My first thought of such an instance is in the film, Love & Other Drugs, where Anne Hathaway’s character (Maggie) is attending a doctor’s appointment and future boyfriend, Jake Gyllenhaal (Jamie), creepily watches her disrobe, knowing that he should not be present, considering he is not her doctor.
Proceeding this invasion of privacy, Jamie, a notorious playboy (a fact that seemingly justified his previous womanizing and creepy behavior) finds a way to finesse a date with Maggie.
Leading to yet another “eye-opening” relationship for a male character. Maggie shows him what love is like in a romantic relationship, begins to make him realize his career potential, and shows him there is more to life than money and sleeping around.
Meanwhile, Maggie is dealing with early-onset Parkinson’s, something that will change her life forever. Something that Jamie is in denial of for most of the film, leading to the couple’s inevitable break-up.
This need to literally “fix” an incurable disease shows Jamie’s desire to fix his partner despite her wishes and her want of compassion, not a cure. Eventually after a series of questionable life choices, Jamie realizes and proclaims his love for Maggie saying he will stay by her side and take care of her.
While seemingly romantic at first glance, the relationship portrayed to the audience is one of the incessant need to literally fix someone despite the fact, it is impossible or not their job to do so.
Along with the fact that, once again, a male’s actions and feelings towards romance and life are seemingly turned “upside down” by the female supporting character, despite a need for her own storyline.
What Happens Now with This Not So “Happily Ever After?”
While these are just a few pop culture examples of MPDGs and their negative effect on society, there are countless other films and shows filled with this classic archetype.
We need to expect more. How are we supposed to expect healthy relationships in our own lives when our models tell us that we are supporting characters in our own lives?
Where our purpose is to fulfill someone else, make them/their dreams complete or attempt to fix them?
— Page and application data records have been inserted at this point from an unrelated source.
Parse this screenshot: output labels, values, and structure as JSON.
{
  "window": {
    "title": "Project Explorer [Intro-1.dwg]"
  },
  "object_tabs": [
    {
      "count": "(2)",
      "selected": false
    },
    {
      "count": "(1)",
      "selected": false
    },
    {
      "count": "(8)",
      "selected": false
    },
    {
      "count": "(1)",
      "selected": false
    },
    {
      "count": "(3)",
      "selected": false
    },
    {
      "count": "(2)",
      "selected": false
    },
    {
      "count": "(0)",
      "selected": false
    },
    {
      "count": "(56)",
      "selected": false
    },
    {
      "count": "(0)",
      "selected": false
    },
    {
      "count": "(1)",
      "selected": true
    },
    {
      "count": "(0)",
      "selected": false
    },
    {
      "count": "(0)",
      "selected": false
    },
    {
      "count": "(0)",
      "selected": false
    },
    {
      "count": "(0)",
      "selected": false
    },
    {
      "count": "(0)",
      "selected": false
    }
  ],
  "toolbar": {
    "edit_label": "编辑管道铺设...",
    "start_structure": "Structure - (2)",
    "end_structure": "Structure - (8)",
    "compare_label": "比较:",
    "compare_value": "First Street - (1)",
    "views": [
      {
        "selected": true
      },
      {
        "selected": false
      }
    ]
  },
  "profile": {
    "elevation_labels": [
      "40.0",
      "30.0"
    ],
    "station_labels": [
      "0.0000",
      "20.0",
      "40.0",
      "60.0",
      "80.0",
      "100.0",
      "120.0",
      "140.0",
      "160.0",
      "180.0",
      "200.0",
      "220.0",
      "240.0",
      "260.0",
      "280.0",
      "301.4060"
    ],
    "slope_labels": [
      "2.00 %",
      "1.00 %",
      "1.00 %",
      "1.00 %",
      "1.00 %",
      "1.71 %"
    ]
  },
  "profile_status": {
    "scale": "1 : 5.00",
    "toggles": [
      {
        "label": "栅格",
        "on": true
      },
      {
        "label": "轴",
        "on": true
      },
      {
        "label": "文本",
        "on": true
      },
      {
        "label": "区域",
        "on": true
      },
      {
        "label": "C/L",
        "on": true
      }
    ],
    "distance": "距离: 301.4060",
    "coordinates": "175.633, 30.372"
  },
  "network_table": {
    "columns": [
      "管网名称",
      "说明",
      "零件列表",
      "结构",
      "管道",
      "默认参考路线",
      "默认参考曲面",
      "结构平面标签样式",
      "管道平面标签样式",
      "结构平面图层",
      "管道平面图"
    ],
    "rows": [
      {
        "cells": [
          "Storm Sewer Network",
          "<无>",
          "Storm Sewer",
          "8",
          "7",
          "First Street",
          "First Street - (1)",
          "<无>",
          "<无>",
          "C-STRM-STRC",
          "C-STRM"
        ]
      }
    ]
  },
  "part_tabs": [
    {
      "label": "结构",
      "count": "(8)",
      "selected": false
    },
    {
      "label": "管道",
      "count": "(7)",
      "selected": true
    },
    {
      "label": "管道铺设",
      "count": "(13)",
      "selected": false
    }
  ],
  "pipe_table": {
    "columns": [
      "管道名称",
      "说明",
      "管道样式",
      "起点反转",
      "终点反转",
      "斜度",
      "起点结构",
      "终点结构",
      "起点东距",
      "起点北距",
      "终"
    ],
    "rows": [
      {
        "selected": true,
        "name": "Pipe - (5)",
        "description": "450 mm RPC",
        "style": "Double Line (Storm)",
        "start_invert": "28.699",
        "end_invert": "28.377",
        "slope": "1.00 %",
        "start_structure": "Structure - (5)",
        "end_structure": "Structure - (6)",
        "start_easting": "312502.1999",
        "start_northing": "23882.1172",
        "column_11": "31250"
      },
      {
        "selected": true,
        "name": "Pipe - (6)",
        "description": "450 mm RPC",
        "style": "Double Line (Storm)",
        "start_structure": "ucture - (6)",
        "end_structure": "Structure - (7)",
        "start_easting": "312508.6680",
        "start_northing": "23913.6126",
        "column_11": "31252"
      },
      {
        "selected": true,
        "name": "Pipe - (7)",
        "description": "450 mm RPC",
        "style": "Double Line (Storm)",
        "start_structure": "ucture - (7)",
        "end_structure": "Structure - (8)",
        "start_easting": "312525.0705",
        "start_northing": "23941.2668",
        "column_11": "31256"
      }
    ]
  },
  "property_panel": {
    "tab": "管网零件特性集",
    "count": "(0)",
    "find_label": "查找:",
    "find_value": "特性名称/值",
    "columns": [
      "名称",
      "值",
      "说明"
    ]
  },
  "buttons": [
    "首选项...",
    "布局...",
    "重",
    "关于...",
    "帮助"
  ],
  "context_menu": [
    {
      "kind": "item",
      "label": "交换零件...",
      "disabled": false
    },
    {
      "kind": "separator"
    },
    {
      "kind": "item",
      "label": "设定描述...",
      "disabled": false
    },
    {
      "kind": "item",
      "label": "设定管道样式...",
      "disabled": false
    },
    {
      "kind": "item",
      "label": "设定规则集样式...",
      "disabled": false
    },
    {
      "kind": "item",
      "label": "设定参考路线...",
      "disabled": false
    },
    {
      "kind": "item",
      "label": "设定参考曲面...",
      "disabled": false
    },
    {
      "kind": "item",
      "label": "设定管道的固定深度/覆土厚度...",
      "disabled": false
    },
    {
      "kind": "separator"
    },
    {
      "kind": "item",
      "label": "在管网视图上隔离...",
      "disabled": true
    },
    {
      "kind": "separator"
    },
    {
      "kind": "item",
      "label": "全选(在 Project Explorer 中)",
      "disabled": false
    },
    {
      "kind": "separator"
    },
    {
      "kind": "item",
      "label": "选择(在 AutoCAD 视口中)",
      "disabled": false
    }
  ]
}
The first step is to acknowledge the media shown to us that depicts such an unhealthy narrative. A narrative not only perfectly encapsulated by Rabins definition but also by few characters themselves such as Clementine in Eternal Sunshine of the Spotless Mind, stating:
“Too many guys think I’m a concept, or I complete them, or I’m gonna make them alive. But I’m just a fucked-up girl who’s lookin’ for my own peace of mind; don’t assign me yours.”
Acknowledgment such as this is the first step, changing the narrative to create love stories not entirely dependent on a life-changing supporting female character is the next.
Danielle is a recent graduate of Boston University, where she studied Mass Communication. While a student, Danielle was a part of BUtv10’s pop culture game show, Pop Showdown! and interned for WTBU’s Love is on the Air. Prior to graduating, Danielle also interned with Bethel Woods Center for the Arts in New York and the Academy of Country Music in Los Angeles. Since graduating, Danielle started interning at Big Machine Label Group In Nashville. When she is not working within the country music stratosphere, she enjoys reading Young Adult novels, listening to dating/relationship podcasts (S/0 Nicole Byer!) and journaling.